Dlamini-Zuma, South Africa's home affairs minister and an ex-wife of President Jacob Zuma, defeated incumbent Jean Ping of Gabon, who had been at the helm of the Commission, the AU's steering body, since 2008.
Dlamini-Zuma, a 63-year-old who has previously served as minister of health and foreign affairs, had to undergo three voting rounds before Ping, 69, was finally eliminated.
A final confidence vote of 37 in favour gave her the 60 percent majority she needed to be elected.
The contest to head the Commission of the 54-member AU had been deadlocked since last year. It pitted French-speaking states, largely backing Ping, against mostly English-speaking countries, especially in southern Africa, which gave their support to Dlamini-Zuma.
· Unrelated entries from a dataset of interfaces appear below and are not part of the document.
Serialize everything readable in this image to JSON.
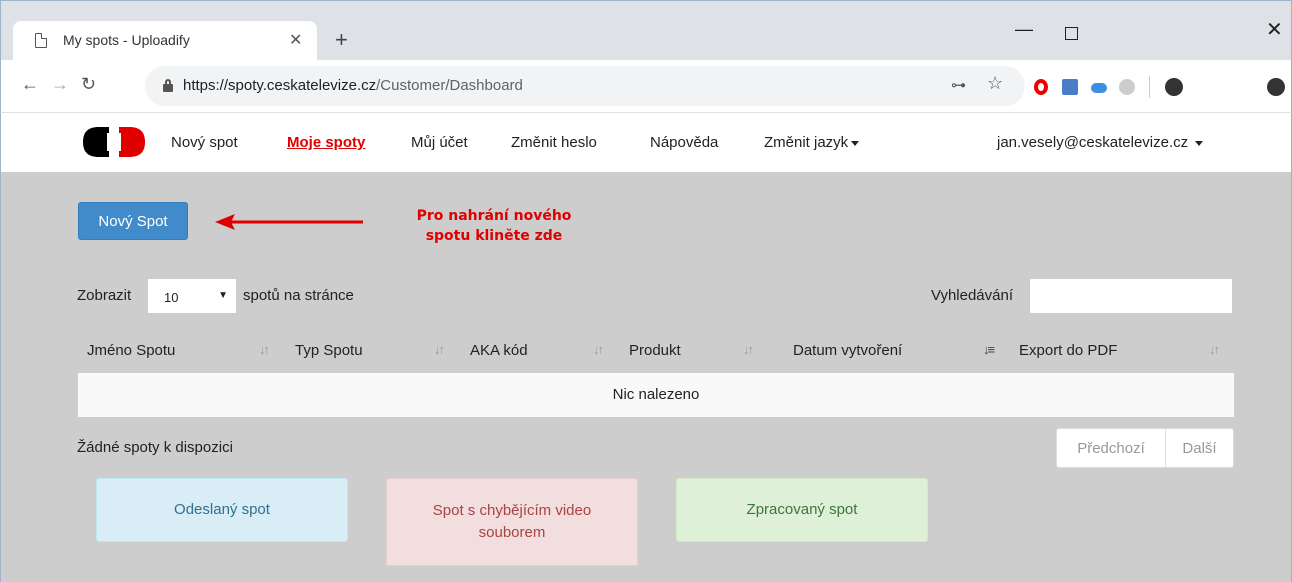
{
  "browser": {
    "tab_title": "My spots - Uploadify",
    "url_host": "https://spoty.ceskatelevize.cz",
    "url_path": "/Customer/Dashboard"
  },
  "nav": {
    "items": [
      "Nový spot",
      "Moje spoty",
      "Můj účet",
      "Změnit heslo",
      "Nápověda",
      "Změnit jazyk"
    ],
    "active": "Moje spoty",
    "user": "jan.vesely@ceskatelevize.cz"
  },
  "main": {
    "new_button": "Nový Spot",
    "annotation_line1": "Pro nahrání nového",
    "annotation_line2": "spotu klinĕte zde",
    "show_label": "Zobrazit",
    "page_size": "10",
    "per_page_label": "spotů na stránce",
    "search_label": "Vyhledávání",
    "search_value": ""
  },
  "table": {
    "columns": [
      "Jméno Spotu",
      "Typ Spotu",
      "AKA kód",
      "Produkt",
      "Datum vytvoření",
      "Export do PDF"
    ],
    "empty_text": "Nic nalezeno",
    "info": "Žádné spoty k dispozici",
    "prev": "Předchozí",
    "next": "Další"
  },
  "legend": {
    "sent": "Odeslaný spot",
    "missing": "Spot s chybějícím video souborem",
    "done": "Zpracovaný spot"
  },
  "colors": {
    "brand_red": "#e00000",
    "primary_button": "#428bca",
    "content_bg": "#cdcdcd"
  }
}
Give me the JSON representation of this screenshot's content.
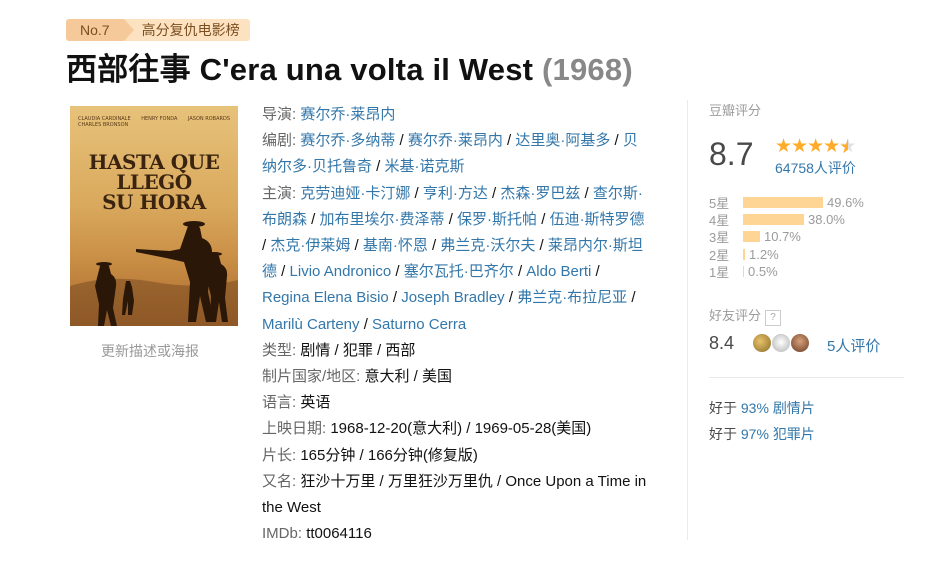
{
  "ranking": {
    "no": "No.7",
    "name": "高分复仇电影榜"
  },
  "title": {
    "cn": "西部往事",
    "orig": "C'era una volta il West",
    "year": "(1968)"
  },
  "poster": {
    "credits": [
      "CLAUDIA CARDINALE",
      "HENRY FONDA",
      "JASON ROBARDS",
      "CHARLES BRONSON"
    ],
    "title_lines": [
      "HASTA QUE",
      "LLEGÓ",
      "SU HORA"
    ],
    "update_link": "更新描述或海报"
  },
  "info": {
    "director_label": "导演",
    "directors": [
      "赛尔乔·莱昂内"
    ],
    "writer_label": "编剧",
    "writers_line1": [
      "赛尔乔·多纳蒂",
      "赛尔乔·莱昂内",
      "达里奥·阿基多",
      "贝"
    ],
    "writers_line2": [
      "纳尔多·贝托鲁奇",
      "米基·诺克斯"
    ],
    "cast_label": "主演",
    "cast_lines": [
      [
        "克劳迪娅·卡汀娜",
        "亨利·方达",
        "杰森·罗巴兹",
        "查尔斯·"
      ],
      [
        "布朗森",
        "加布里埃尔·费泽蒂",
        "保罗·斯托帕",
        "伍迪·斯特罗德"
      ],
      [
        "杰克·伊莱姆",
        "基南·怀恩",
        "弗兰克·沃尔夫",
        "莱昂内尔·斯坦"
      ],
      [
        "德",
        "Livio Andronico",
        "塞尔瓦托·巴齐尔",
        "Aldo Berti"
      ],
      [
        "Regina Elena Bisio",
        "Joseph Bradley",
        "弗兰克·布拉尼亚"
      ],
      [
        "Marilù Carteny",
        "Saturno Cerra"
      ]
    ],
    "genre_label": "类型:",
    "genres": "剧情 / 犯罪 / 西部",
    "country_label": "制片国家/地区:",
    "country": "意大利 / 美国",
    "language_label": "语言:",
    "language": "英语",
    "release_label": "上映日期:",
    "release": "1968-12-20(意大利) / 1969-05-28(美国)",
    "runtime_label": "片长:",
    "runtime": "165分钟 / 166分钟(修复版)",
    "aka_label": "又名:",
    "aka_line1": "狂沙十万里 / 万里狂沙万里仇 / Once Upon a Time in",
    "aka_line2": "the West",
    "imdb_label": "IMDb:",
    "imdb": "tt0064116"
  },
  "rating": {
    "label": "豆瓣评分",
    "score": "8.7",
    "stars": 4.5,
    "count": "64758人评价",
    "breakdown": [
      {
        "label": "5星",
        "pct": "49.6%",
        "value": 49.6
      },
      {
        "label": "4星",
        "pct": "38.0%",
        "value": 38.0
      },
      {
        "label": "3星",
        "pct": "10.7%",
        "value": 10.7
      },
      {
        "label": "2星",
        "pct": "1.2%",
        "value": 1.2
      },
      {
        "label": "1星",
        "pct": "0.5%",
        "value": 0.5
      }
    ],
    "friend_label": "好友评分",
    "friend_help": "?",
    "friend_score": "8.4",
    "friend_count": "5人评价",
    "better_than": [
      {
        "prefix": "好于",
        "pct": "93%",
        "genre": "剧情片"
      },
      {
        "prefix": "好于",
        "pct": "97%",
        "genre": "犯罪片"
      }
    ]
  }
}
The feverish impasse over the candidates had persisted through a summit of AU heads of state held in Addis Ababa at the weekend. It prompted the AU's rotating chairperson, Benin President Boni Yayi, to warn that failure by the continental body to resolve the leadership deadlock would divide it and undermine its credibility in the world.
The Israeli authorities announced a decision early last month to confiscate 4,000 dunams of Palestinian land in the occupied West Bank.
Transport minister Damir Hadzic described the move as a 'historic event'.
Kenyan anti-terrorism police arrested the two on suspicion of plotting an attack in Kenya as they prepared to board a flight at Nairobi aiport on Sept. 18 bound for Belgium.
Egypt-Turkey relations have nosedived since Egypt's military ousted elected president Mohamed Morsi in July of last year.
New Afghanistan President Ashraf Ghani re-opened an inquiry into the theft of almost $1 billion from Kabul Bank with a decree.
Nine other people were wounded, seven of whom were taken to hospital for treatment.
Putin said Russia security services had detected a constant growth in cyber attacks, particularly in the last six months, the period in which the crisis in Ukraine has worsened.
Turkish Cypriot students attending an English school in the Greek Cypriot-controlled south Cyprus are told they cannot have time off for Eid as it is a 'Chrstian school'.
Moazzem Begg, 46, who became a high-profile human rights campaigner after being released without charge from the U.S. military prison in Cuba in 2005, had been held for seven months in custody.
Kurdish sources on the battlefront reported seeing dead ISIL fighters at the strike sites southeast of Kobani.
Former Norwegian prime minister Jens Stoltenberg will become the 13th secretary general of NATO.
China’s Consulate-General in Osaka confirmed the sinking of the vessel about 390 kilometers off Japan's Shimane Prefecture.
Former Bosnian Serb leader Radovan Karadzic rejected the charges in closing remarks at the International Criminal Tribunal for the former Yugoslavia.
Poland's new Prime Minister Ewa Kopacz said that as well as Poland meeting the technical criteria for euro entry, the euro zone needed to show it was stable.
"The meeting would bring together members from the PLO's executive committee, the central committee of Fatah and secretaries of Palestinian factions," senior PLO member Wassel Abu Youssef said.
In a statement, the Benghazi Revolutionaries Shura Council said that dialogue came upon a "suspicion invitation" and argued that it was not based on "solid foundations."